The OpenStack Foundation sponsored this post.
This week marks the fourth release, Version 1.13, of the OpenStack cloud provider for Kubernetes. The provider is the integration layer that sits between a Kubernetes cluster and an OpenStack cloud. The OpenStack cloud provider helps you deliver resilient cloud native applications by giving the application orchestration layer deeper knowledge and control of the underlying compute, storage and networking resources available in an OpenStack cloud. This release coincides with the recent 1.13 Kubernetes release, with matched numbering for consistency. Sticking with the themes of the shortened Kubernetes development cycle, this release of the OpenStack cloud provider focused on stability and optimization.
Work on the OpenStack cloud provider is managed by SIG-OpenStack, a special interest group within the Kubernetes community devoted to making OpenStack the most widely deployed open source cloud for hosting Kubernetes. Using the integration tools built by SIG members, it’s possible to build an entirely open source application stack from bare metal provisioning with OpenStack Ironic, to a data center cloud running core OpenStack components, to delivering applications with Kubernetes using the cloud provider acting as in intermediary.

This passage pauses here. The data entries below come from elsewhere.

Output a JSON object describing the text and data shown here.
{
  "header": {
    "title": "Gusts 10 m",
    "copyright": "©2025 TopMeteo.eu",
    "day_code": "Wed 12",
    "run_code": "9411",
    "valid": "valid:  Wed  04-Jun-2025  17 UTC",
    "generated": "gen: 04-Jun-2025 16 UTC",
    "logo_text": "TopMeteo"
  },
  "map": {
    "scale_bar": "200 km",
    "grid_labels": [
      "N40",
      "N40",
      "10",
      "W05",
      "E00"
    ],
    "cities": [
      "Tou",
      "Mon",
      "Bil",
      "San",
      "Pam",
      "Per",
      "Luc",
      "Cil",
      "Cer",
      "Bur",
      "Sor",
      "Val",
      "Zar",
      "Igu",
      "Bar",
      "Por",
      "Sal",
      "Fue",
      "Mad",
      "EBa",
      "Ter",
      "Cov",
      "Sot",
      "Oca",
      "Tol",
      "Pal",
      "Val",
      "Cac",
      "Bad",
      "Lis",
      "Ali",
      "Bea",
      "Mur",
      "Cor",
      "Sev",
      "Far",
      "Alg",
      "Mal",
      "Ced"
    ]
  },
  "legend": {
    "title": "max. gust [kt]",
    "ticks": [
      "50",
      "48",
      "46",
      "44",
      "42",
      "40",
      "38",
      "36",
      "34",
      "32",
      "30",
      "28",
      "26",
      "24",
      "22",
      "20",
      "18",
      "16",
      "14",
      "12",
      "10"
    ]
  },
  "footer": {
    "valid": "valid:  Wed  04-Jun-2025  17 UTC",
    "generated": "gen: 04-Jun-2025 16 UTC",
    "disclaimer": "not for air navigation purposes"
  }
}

SIG-OpenStack has a long history of building integrations within the Kubernetes ecosystem. OpenStack delivered one of the first cloud providers to ship in upstream Kubernetes, then followed up that work with providing OSI compatible drivers for the OpenStack Cinder block storage service, offering support for more than 80 different storage back-ends. SIG-OpenStack also lead the efforts for establishing continuous integration testing of cloud-provider enabled clusters using standard Kubernetes end-to-end and conformance tests.
This work has helped feed into larger community efforts through SIG-Cloud-Provider, a special interest group devoted to establishing fair and neutral testing, development, and documentation standards for all cloud providers, including AWS, Azure and GCP. SIG-Cloud-Provider was co-created and is co-lead by Chris Hoge, one of the current SIG-OpenStack leads. This SIG has fostered a spirit of open collaboration across open source and commercial cloud platforms.
In the coming months you can expect SIG-OpenStack to continue delivering a great experience in running Kubernetes on OpenStack with the ongoing cloud-provider work, and with new development happening in conjunction with SIG-Cluster-Lifecycle. This Kubernetes SIG was formed to make it easier to manage and operate Kubernetes with a focus on cluster deployments and upgrades. The new Cluster-API project is bringing declarative, Kubernetes-style APIs to cluster creation, configuration, and management. With a single API backed by customized cloud providers, this work extends Kubernetes to become a self-managing application platform. In the coming months, SIG-OpenStack will remain active in building provider code for this important new project.
Are you interested in getting started with Kubernetes on OpenStack? The OpenStack cloud provider for Kubernetes can be used as a plugin for any Kubernetes installation on OpenStack. You can give it a try on your OpenStack cloud. If you want a managed Kubernetes experience on OpenStack, you can try it out right now OpenStack Magnum on supported open source public clouds (for example, Vexxhost and Catalyst Cloud). Magnum gives you fully managed Kubernetes on OpenStack clouds through a simple API, allowing you to manage your cluster lifecycle from beginning to end.
SIG-OpenStack is proud to be part of the Kubernetes community, and is excited about the upcoming provider and cluster API work happening in the coming year. We’re an open community, and look forward to meeting you in the Kubernetes #SIG-OpenStack Slack channel and at events like KubeCon in Seattle and the Open Infrastructure Summit in Denver. You can find much more information and several case studies in the SIG-OpenStack produced whitepaper, “Leveraging Containers and OpenStack.”
Feature image via Pixabay.